Wireless networks not only proliferate, but they also grow, become more complex, and are now more critical for more and more organizations. In many enterprises, large and small, WLANs are now the main way of connecting to--and within--the organization. What are the major trends in wireless networking? E-Commerce Times' Greg Murphy offers a useful summary.
- Increased scale. Not too long ago only very few networks encompassed 1,000 or more wireless APs. Today 1,000 APs are considered moderately sized WLAN. More and more WLANs now boast more than 10,000 APs, often scattered across hundreds of facilities. The key to coping with this increased size: management software that provides a single console from which to manage an entire network, regardless of its size.
- Device diversity. There used to be a time when practically the only devices connected to a WLAN were laptop PCs running Windows. Nowadays any wireless-enabled device--laptops, PDAs, smartphones, etc.--may become a node in the enterprise network. Smaller devices mean greater mobility, and greater mobility affects reception and network performance. The greater number and diversity of devices means that IT managers must now develop a plan to support multiple security policies simultaneously, improve WLAN performance (in order to sustain such new devices that impose higher performance requirements), and understand new mobility patterns within the enterprise. IT managers must conduct regular audits of the entire infrastructure to alert them to AP or wireless-enabled devices not complying with security policies.
- Diverse infrastructure. Many enterprises must integrate different wireless technologies--WiMAX, mesh networks, other proprietary technologies--into their current networking mix. The challenge of how to support multiple wireless architectures and topologies, in addition to multi-vendor networks, is not easy.
"In the long run, as wireless networks grow larger and more complex, IT needs to consider investing in neutral network management solutions that give them the flexibility to control and monitor both traditional and advanced infrastructures from the same console," Murphy concludes.

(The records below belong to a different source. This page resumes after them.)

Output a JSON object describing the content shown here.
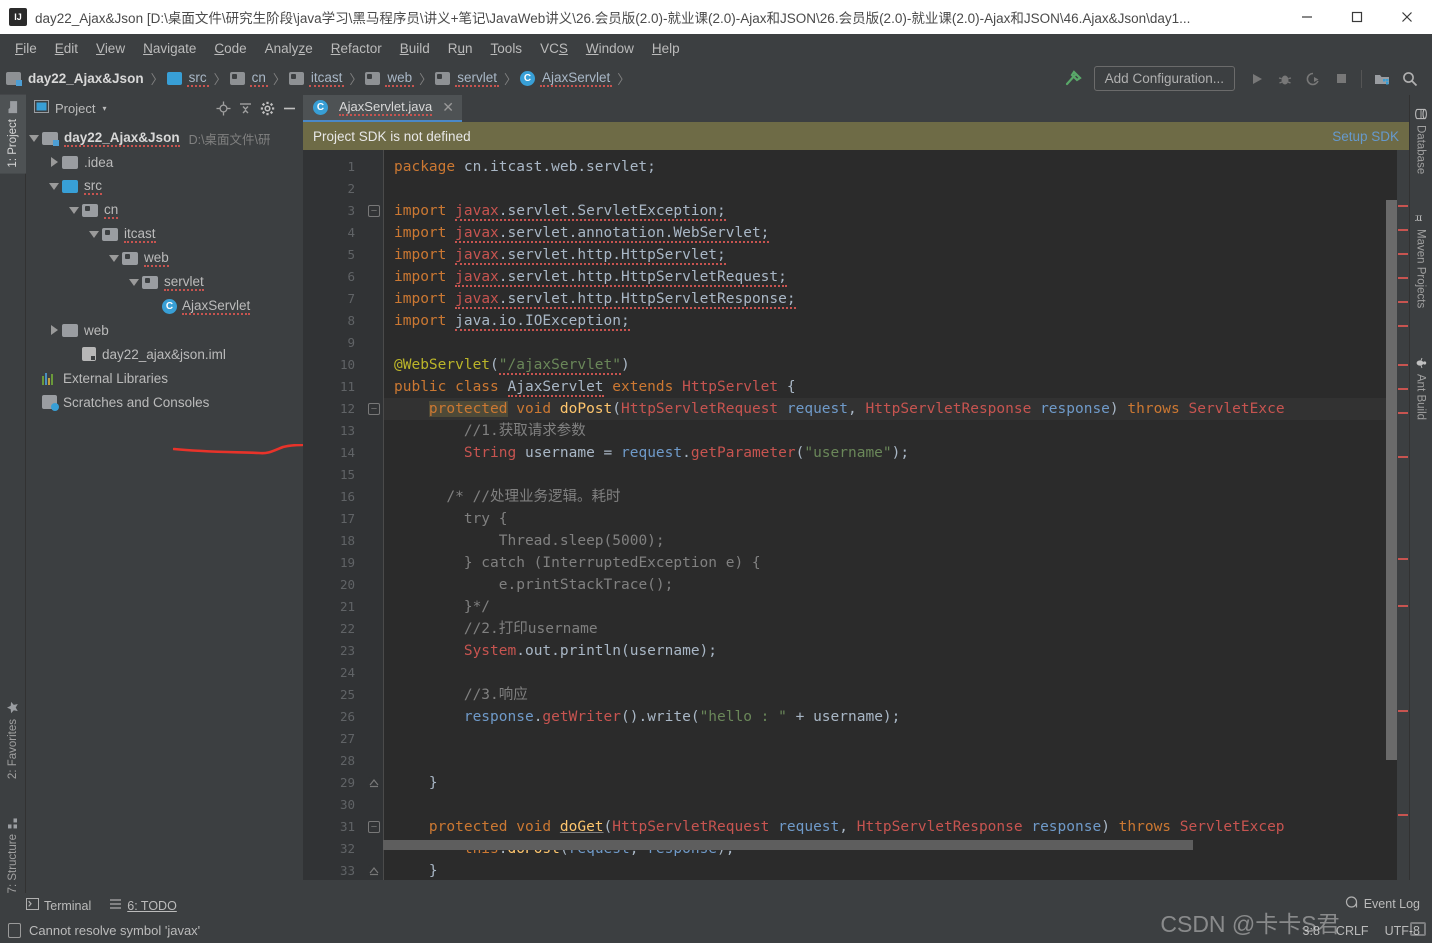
{
  "window": {
    "title": "day22_Ajax&Json [D:\\桌面文件\\研究生阶段\\java学习\\黑马程序员\\讲义+笔记\\JavaWeb讲义\\26.会员版(2.0)-就业课(2.0)-Ajax和JSON\\26.会员版(2.0)-就业课(2.0)-Ajax和JSON\\46.Ajax&Json\\day1...",
    "logo": "intellij-idea-logo",
    "minimize": "−",
    "maximize": "□",
    "close": "✕"
  },
  "menubar": {
    "items": [
      "File",
      "Edit",
      "View",
      "Navigate",
      "Code",
      "Analyze",
      "Refactor",
      "Build",
      "Run",
      "Tools",
      "VCS",
      "Window",
      "Help"
    ]
  },
  "navbar": {
    "crumbs": [
      {
        "label": "day22_Ajax&Json",
        "icon": "module-icon"
      },
      {
        "label": "src",
        "icon": "source-folder-icon"
      },
      {
        "label": "cn",
        "icon": "package-icon"
      },
      {
        "label": "itcast",
        "icon": "package-icon"
      },
      {
        "label": "web",
        "icon": "package-icon"
      },
      {
        "label": "servlet",
        "icon": "package-icon"
      },
      {
        "label": "AjaxServlet",
        "icon": "class-icon"
      }
    ],
    "separator": "〉",
    "add_configuration": "Add Configuration...",
    "icons": [
      "build-hammer-icon",
      "run-icon",
      "debug-icon",
      "run-with-coverage-icon",
      "stop-icon",
      "project-structure-icon",
      "search-icon"
    ]
  },
  "left_strip": {
    "tabs": [
      {
        "label": "1: Project",
        "icon": "project-folder-icon",
        "active": true
      },
      {
        "label": "2: Favorites",
        "icon": "star-icon",
        "active": false
      },
      {
        "label": "7: Structure",
        "icon": "structure-icon",
        "active": false
      }
    ]
  },
  "right_strip": {
    "tabs": [
      {
        "label": "Database",
        "icon": "database-icon"
      },
      {
        "label": "Maven Projects",
        "icon": "maven-icon"
      },
      {
        "label": "Ant Build",
        "icon": "ant-icon"
      }
    ]
  },
  "project_panel": {
    "title": "Project",
    "caret": "▾",
    "toolbar_icons": [
      "locate-icon",
      "collapse-all-icon",
      "settings-gear-icon",
      "hide-icon"
    ],
    "tree": [
      {
        "indent": 0,
        "twisty": "down",
        "icon": "module-icon",
        "label": "day22_Ajax&Json",
        "bold": true,
        "path": "D:\\桌面文件\\研",
        "wavy": true
      },
      {
        "indent": 1,
        "twisty": "right",
        "icon": "folder-gray-icon",
        "label": ".idea",
        "bold": false,
        "path": "",
        "wavy": false
      },
      {
        "indent": 1,
        "twisty": "down",
        "icon": "source-folder-icon",
        "label": "src",
        "bold": false,
        "path": "",
        "wavy": true
      },
      {
        "indent": 2,
        "twisty": "down",
        "icon": "package-icon",
        "label": "cn",
        "bold": false,
        "path": "",
        "wavy": true
      },
      {
        "indent": 3,
        "twisty": "down",
        "icon": "package-icon",
        "label": "itcast",
        "bold": false,
        "path": "",
        "wavy": true
      },
      {
        "indent": 4,
        "twisty": "down",
        "icon": "package-icon",
        "label": "web",
        "bold": false,
        "path": "",
        "wavy": true
      },
      {
        "indent": 5,
        "twisty": "down",
        "icon": "package-icon",
        "label": "servlet",
        "bold": false,
        "path": "",
        "wavy": true
      },
      {
        "indent": 6,
        "twisty": "none",
        "icon": "class-icon",
        "label": "AjaxServlet",
        "bold": false,
        "path": "",
        "wavy": true
      },
      {
        "indent": 1,
        "twisty": "right",
        "icon": "folder-gray-icon",
        "label": "web",
        "bold": false,
        "path": "",
        "wavy": false
      },
      {
        "indent": 2,
        "twisty": "none",
        "icon": "iml-file-icon",
        "label": "day22_ajax&json.iml",
        "bold": false,
        "path": "",
        "wavy": false
      },
      {
        "indent": 0,
        "twisty": "none",
        "icon": "external-libraries-icon",
        "label": "External Libraries",
        "bold": false,
        "path": "",
        "wavy": false
      },
      {
        "indent": 0,
        "twisty": "none",
        "icon": "scratches-icon",
        "label": "Scratches and Consoles",
        "bold": false,
        "path": "",
        "wavy": false
      }
    ],
    "annotation": "red-underline-annotation"
  },
  "editor": {
    "tab": {
      "label": "AjaxServlet.java",
      "icon": "class-icon",
      "close": "✕"
    },
    "notification": {
      "message": "Project SDK is not defined",
      "action": "Setup SDK",
      "bg": "#6e6b46",
      "link_color": "#6699cc"
    },
    "error_badge": "!",
    "lines": [
      {
        "n": 1,
        "fold": "",
        "html": "<span class=\"kw\">package</span> cn.itcast.web.servlet;"
      },
      {
        "n": 2,
        "fold": "",
        "html": ""
      },
      {
        "n": 3,
        "fold": "minus",
        "html": "<span class=\"kw\">import</span> <span class=\"err-u\"><span class=\"cls-err\">javax</span>.servlet.ServletException;</span>"
      },
      {
        "n": 4,
        "fold": "",
        "html": "<span class=\"kw\">import</span> <span class=\"err-u\"><span class=\"cls-err\">javax</span>.servlet.annotation.WebServlet;</span>"
      },
      {
        "n": 5,
        "fold": "",
        "html": "<span class=\"kw\">import</span> <span class=\"err-u\"><span class=\"cls-err\">javax</span>.servlet.http.HttpServlet;</span>"
      },
      {
        "n": 6,
        "fold": "",
        "html": "<span class=\"kw\">import</span> <span class=\"err-u\"><span class=\"cls-err\">javax</span>.servlet.http.HttpServletRequest;</span>"
      },
      {
        "n": 7,
        "fold": "",
        "html": "<span class=\"kw\">import</span> <span class=\"err-u\"><span class=\"cls-err\">javax</span>.servlet.http.HttpServletResponse;</span>"
      },
      {
        "n": 8,
        "fold": "",
        "html": "<span class=\"kw\">import</span> <span class=\"err-u\">java.io.IOException;</span>"
      },
      {
        "n": 9,
        "fold": "",
        "html": ""
      },
      {
        "n": 10,
        "fold": "",
        "html": "<span class=\"annot\">@WebServlet</span>(<span class=\"str err-u\">\"/ajaxServlet\"</span>)"
      },
      {
        "n": 11,
        "fold": "",
        "html": "<span class=\"kw\">public class</span> <span class=\"err-u\">AjaxServlet</span> <span class=\"kw\">extends</span> <span class=\"cls-err\">HttpServlet</span> {"
      },
      {
        "n": 12,
        "fold": "minus",
        "hl": true,
        "html": "    <span class=\"kw hl-tok\">protected</span> <span class=\"kw\">void</span> <span class=\"mth\">doPost</span>(<span class=\"cls-err\">HttpServletRequest</span> <span class=\"param\">request</span>, <span class=\"cls-err\">HttpServletResponse</span> <span class=\"param\">response</span>) <span class=\"kw\">throws</span> <span class=\"cls-err\">ServletExce</span>"
      },
      {
        "n": 13,
        "fold": "",
        "html": "        <span class=\"cmt\">//1.获取请求参数</span>"
      },
      {
        "n": 14,
        "fold": "",
        "html": "        <span class=\"cls-err\">String</span> username = <span class=\"param\">request</span>.<span class=\"cls-err\">getParameter</span>(<span class=\"str\">\"username\"</span>);"
      },
      {
        "n": 15,
        "fold": "",
        "html": ""
      },
      {
        "n": 16,
        "fold": "",
        "html": "      <span class=\"cmt\">/* //处理业务逻辑。耗时</span>"
      },
      {
        "n": 17,
        "fold": "",
        "html": "        <span class=\"cmt\">try {</span>"
      },
      {
        "n": 18,
        "fold": "",
        "html": "            <span class=\"cmt\">Thread.sleep(5000);</span>"
      },
      {
        "n": 19,
        "fold": "",
        "html": "        <span class=\"cmt\">} catch (InterruptedException e) {</span>"
      },
      {
        "n": 20,
        "fold": "",
        "html": "            <span class=\"cmt\">e.printStackTrace();</span>"
      },
      {
        "n": 21,
        "fold": "",
        "html": "        <span class=\"cmt\">}*/</span>"
      },
      {
        "n": 22,
        "fold": "",
        "html": "        <span class=\"cmt\">//2.打印username</span>"
      },
      {
        "n": 23,
        "fold": "",
        "html": "        <span class=\"cls-err\">System</span>.out.println(username);"
      },
      {
        "n": 24,
        "fold": "",
        "html": ""
      },
      {
        "n": 25,
        "fold": "",
        "html": "        <span class=\"cmt\">//3.响应</span>"
      },
      {
        "n": 26,
        "fold": "",
        "html": "        <span class=\"param\">response</span>.<span class=\"cls-err\">getWriter</span>().write(<span class=\"str\">\"hello : \"</span> + username);"
      },
      {
        "n": 27,
        "fold": "",
        "html": ""
      },
      {
        "n": 28,
        "fold": "",
        "html": ""
      },
      {
        "n": 29,
        "fold": "plus",
        "html": "    }"
      },
      {
        "n": 30,
        "fold": "",
        "html": ""
      },
      {
        "n": 31,
        "fold": "minus",
        "html": "    <span class=\"kw\">protected</span> <span class=\"kw\">void</span> <span class=\"mth warn-u\">doGet</span>(<span class=\"cls-err\">HttpServletRequest</span> <span class=\"param\">request</span>, <span class=\"cls-err\">HttpServletResponse</span> <span class=\"param\">response</span>) <span class=\"kw\">throws</span> <span class=\"cls-err\">ServletExcep</span>"
      },
      {
        "n": 32,
        "fold": "",
        "html": "        <span class=\"kw\">this</span>.<span class=\"mth\">doPost</span>(<span class=\"param\">request</span>, <span class=\"param\">response</span>);"
      },
      {
        "n": 33,
        "fold": "plus",
        "html": "    }"
      }
    ]
  },
  "bottom_strip": {
    "tabs": [
      {
        "label": "Terminal",
        "icon": "terminal-icon"
      },
      {
        "label": "6: TODO",
        "icon": "todo-list-icon"
      }
    ]
  },
  "statusbar": {
    "message": "Cannot resolve symbol 'javax'",
    "caret_position": "3:8",
    "line_separator": "CRLF",
    "encoding": "UTF-8",
    "event_log": "Event Log"
  },
  "watermark": {
    "text": "CSDN @卡卡S君"
  },
  "colors": {
    "panel_bg": "#3c3f41",
    "editor_bg": "#2b2b2b",
    "gutter_bg": "#313335",
    "accent_blue": "#4a88c7",
    "error_red": "#c75450",
    "notification_bg": "#6e6b46",
    "link_blue": "#6699cc",
    "annotation_red": "#e8332a"
  }
}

For more on the direction of WLAN:
- see Greg Murphy's E-Commerce Times discussion